Thursday, August 20, 2015
On Blades of Blue Grass by Neil Harrod (Book Review #64 of 2015)
On Blades of Blue Grass: Stories of Nicholasville, Kentucky
This is a two-star book partly due to the many grammatical errors and typos. The author is an aspiring writer in need of a proofreader. I noticed it was offered free for Kindle and took the chance to support a local author.
I grew up in Lexington, of which Nicholasville has basically become a suburb. There was greater distance between the two when the author (just a few years older than me) was growing up in the 1980s. This book is the author's recollection of childhood memories, telling mostly unconnected stories. Most of it is mundane, and the early memories are likely embellished. I do not believe someone called him a "snake-handling cracker" when he was five years old. He grew up in a dysfunctional home witnessing domestic violence and always tempted to run away. Much of the book is a tribute to the friends and families who loved him through that time.
The final chapter is actually a good essay, recollecting the author's near-death experience with a train on High Bridge and its consequences for his life. Like me, the author has returned to central Kentucky after a long absence, although he draws a different conclusion from that outcome than I do, personally. This is a beautiful paragraph:
"I never came back– to either High Bridge or my homeland and though I would move somewhere and then come back for a while; I was never really back when I was home. It was like, that night on the bridge, instead of walking to my car after the train passed by; I actually jumped on board and went with it...It was that bitterness that allowed my mind to believe there was some place better than Nicholasville and that there were people better than the ones in Nicholasville, and that if I just kept running away from home, then I would find a home elsewhere...I am who I am today because of the fact that I grew up in Nicholasville, Kentucky.

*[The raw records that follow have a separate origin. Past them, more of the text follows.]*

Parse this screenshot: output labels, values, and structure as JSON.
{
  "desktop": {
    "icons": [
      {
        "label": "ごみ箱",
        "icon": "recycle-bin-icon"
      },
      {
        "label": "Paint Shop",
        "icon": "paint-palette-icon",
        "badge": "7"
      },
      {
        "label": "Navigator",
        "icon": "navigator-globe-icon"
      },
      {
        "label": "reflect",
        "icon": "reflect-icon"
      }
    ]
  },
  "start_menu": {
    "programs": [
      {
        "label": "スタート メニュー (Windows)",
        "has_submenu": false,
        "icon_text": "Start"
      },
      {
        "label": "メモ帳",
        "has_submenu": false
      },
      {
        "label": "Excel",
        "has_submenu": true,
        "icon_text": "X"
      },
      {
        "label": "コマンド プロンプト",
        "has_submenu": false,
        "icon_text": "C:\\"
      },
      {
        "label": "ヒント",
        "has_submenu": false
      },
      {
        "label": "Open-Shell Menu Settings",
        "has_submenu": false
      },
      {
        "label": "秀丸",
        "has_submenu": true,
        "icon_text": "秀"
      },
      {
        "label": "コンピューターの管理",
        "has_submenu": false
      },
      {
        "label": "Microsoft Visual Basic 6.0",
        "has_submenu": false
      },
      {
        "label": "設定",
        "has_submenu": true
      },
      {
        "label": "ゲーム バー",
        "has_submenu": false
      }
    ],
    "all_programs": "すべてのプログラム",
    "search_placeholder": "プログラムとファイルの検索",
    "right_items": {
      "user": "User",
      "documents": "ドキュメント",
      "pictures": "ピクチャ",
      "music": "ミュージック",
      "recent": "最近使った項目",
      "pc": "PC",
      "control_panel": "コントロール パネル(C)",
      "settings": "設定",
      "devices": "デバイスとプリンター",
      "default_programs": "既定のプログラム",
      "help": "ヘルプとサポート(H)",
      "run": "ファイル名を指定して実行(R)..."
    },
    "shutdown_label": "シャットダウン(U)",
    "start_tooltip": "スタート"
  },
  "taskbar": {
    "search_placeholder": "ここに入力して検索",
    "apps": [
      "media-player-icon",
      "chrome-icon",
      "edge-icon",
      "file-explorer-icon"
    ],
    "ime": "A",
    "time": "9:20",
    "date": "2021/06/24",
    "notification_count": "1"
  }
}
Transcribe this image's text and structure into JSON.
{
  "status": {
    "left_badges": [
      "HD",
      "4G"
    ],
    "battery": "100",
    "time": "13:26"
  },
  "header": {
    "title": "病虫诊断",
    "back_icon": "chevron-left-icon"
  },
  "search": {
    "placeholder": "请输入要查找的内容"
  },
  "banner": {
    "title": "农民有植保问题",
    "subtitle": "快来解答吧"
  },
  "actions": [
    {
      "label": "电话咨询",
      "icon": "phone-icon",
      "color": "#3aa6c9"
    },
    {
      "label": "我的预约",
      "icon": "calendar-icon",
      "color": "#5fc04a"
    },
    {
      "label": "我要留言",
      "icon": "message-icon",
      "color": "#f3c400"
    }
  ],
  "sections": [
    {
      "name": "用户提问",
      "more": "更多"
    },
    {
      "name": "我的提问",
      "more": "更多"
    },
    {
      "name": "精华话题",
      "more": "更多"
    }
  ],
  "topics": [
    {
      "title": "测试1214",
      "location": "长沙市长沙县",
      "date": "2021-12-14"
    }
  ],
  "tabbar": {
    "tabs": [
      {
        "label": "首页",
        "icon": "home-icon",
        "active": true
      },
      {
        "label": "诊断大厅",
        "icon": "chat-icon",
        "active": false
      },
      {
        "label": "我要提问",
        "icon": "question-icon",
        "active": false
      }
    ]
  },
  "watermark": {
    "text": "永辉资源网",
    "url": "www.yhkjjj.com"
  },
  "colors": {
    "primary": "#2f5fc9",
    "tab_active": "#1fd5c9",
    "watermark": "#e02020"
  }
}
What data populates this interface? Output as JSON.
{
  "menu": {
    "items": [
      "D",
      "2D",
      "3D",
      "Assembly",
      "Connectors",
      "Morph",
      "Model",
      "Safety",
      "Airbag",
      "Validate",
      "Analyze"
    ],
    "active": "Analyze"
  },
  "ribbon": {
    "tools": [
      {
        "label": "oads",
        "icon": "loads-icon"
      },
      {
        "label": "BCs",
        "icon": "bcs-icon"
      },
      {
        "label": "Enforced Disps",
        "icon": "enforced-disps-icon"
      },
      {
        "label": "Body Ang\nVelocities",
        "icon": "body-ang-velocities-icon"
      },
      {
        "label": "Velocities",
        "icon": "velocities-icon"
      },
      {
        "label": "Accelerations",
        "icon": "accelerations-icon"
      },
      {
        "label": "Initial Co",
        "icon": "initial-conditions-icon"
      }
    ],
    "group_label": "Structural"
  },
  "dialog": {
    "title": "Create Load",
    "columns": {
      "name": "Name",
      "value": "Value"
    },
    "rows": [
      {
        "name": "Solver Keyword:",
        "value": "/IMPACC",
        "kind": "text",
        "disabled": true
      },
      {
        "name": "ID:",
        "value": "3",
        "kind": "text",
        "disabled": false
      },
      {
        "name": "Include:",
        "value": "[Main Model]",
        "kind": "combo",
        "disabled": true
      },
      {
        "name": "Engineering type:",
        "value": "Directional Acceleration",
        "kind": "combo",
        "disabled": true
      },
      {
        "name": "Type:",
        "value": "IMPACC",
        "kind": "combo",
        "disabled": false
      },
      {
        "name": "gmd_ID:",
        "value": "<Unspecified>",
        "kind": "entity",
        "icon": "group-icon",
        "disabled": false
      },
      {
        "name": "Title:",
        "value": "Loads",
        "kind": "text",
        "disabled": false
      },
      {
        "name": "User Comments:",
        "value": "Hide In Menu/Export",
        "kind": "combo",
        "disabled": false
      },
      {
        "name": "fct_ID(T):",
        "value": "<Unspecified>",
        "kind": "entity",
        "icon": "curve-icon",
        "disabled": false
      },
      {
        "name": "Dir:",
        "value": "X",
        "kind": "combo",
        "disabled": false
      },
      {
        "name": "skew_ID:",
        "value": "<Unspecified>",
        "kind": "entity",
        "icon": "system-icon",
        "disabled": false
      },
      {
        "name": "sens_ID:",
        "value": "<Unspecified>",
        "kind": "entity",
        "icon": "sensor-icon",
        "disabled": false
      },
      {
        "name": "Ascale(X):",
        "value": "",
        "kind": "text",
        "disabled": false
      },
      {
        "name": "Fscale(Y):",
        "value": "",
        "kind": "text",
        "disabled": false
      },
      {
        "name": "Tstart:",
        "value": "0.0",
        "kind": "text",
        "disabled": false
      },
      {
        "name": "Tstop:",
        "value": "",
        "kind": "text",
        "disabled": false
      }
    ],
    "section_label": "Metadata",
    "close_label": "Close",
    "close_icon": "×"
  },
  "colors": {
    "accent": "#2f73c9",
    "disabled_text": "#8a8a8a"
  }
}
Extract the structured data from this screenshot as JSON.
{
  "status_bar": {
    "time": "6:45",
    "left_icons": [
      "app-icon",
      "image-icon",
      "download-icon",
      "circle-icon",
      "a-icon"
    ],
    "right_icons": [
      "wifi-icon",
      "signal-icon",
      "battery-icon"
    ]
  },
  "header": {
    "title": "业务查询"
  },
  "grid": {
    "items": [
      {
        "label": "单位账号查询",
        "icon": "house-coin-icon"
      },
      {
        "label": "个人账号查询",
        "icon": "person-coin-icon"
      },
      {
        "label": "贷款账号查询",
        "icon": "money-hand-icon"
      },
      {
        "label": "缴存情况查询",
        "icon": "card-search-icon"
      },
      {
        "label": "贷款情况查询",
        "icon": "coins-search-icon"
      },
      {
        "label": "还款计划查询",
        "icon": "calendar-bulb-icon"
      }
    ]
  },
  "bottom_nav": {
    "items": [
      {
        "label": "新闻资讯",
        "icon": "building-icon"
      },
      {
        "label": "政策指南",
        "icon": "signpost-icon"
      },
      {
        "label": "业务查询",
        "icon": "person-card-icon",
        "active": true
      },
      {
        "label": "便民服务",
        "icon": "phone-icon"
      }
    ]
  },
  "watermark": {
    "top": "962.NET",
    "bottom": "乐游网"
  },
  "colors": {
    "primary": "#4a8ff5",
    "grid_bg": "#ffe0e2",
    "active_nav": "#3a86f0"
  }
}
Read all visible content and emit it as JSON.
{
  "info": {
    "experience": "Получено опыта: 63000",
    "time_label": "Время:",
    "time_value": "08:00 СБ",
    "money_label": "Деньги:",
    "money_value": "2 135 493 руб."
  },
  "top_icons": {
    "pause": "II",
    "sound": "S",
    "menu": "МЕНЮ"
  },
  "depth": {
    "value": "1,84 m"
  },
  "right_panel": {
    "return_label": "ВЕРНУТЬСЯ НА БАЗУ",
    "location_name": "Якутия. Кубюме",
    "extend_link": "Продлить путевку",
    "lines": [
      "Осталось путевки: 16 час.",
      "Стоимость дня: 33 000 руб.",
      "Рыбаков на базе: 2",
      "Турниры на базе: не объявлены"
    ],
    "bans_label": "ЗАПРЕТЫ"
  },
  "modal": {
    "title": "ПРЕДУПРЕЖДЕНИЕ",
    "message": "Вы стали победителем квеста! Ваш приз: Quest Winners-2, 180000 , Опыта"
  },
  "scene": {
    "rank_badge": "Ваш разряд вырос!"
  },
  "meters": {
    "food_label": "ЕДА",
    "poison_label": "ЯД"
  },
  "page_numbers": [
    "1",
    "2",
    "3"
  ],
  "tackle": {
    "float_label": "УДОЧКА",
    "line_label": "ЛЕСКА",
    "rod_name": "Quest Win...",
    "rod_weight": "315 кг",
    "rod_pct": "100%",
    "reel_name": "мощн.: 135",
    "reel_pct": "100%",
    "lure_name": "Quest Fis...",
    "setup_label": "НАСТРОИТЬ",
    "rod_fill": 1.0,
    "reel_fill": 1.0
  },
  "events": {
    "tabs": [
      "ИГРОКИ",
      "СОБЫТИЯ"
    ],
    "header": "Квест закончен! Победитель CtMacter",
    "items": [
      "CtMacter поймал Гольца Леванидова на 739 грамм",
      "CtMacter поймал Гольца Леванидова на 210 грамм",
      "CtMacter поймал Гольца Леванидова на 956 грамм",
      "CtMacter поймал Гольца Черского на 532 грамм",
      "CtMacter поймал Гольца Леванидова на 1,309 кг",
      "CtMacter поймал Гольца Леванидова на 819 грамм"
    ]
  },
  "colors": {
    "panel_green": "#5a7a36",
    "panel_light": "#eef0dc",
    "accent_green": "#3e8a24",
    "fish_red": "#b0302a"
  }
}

For I was born a simple Kentucky boy who had a heart full of love and mind filled with optimistic invention and by the simple act of forgiveness I became that boy once more.""
If you grew up in Jessamine Co., then you might know the names and places in the book. Otherwise, pass.